Instructions for the task = Go over these records and count the lines with the string "MODEL" in them; the count is all that should be returned.

Supplied entries =
______________________________
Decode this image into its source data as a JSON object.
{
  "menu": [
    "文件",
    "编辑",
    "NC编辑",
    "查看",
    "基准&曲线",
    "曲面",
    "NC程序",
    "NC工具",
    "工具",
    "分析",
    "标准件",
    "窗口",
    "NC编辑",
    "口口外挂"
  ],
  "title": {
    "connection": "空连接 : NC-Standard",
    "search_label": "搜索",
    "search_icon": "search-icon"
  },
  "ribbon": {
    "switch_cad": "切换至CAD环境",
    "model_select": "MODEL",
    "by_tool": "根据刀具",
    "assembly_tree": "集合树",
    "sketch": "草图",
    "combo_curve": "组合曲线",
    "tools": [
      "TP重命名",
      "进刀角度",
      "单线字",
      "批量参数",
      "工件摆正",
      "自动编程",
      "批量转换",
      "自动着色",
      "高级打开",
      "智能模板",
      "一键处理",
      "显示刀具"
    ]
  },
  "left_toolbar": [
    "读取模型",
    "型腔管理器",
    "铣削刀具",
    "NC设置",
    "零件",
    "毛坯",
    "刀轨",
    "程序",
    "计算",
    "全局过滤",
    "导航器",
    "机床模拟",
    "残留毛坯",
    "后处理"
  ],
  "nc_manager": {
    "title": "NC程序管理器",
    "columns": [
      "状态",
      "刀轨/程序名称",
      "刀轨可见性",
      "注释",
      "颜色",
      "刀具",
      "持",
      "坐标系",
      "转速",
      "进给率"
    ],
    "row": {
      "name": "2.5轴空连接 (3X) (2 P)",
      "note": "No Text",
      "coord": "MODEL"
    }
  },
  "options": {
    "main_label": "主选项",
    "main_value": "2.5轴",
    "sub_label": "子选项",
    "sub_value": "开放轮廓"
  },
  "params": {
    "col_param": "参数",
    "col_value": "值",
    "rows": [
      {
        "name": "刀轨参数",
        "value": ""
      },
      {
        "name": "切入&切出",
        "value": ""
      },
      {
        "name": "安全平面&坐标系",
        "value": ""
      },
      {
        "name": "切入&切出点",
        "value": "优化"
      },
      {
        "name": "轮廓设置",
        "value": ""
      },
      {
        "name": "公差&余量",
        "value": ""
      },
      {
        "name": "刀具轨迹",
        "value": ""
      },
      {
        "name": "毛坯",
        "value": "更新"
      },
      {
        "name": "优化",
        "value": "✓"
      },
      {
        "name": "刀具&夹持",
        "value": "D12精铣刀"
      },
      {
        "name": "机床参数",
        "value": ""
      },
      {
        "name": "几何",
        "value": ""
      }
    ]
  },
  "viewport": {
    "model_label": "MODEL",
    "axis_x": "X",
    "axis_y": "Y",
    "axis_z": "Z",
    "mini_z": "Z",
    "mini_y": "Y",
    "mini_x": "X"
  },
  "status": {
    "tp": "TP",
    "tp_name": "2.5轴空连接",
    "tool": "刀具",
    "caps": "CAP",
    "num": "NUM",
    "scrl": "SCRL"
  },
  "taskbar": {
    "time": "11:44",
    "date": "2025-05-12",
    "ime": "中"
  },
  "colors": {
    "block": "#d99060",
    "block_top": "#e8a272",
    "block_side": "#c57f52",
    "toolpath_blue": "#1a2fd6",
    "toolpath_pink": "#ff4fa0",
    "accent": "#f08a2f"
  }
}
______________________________
Answer to the exercise = 3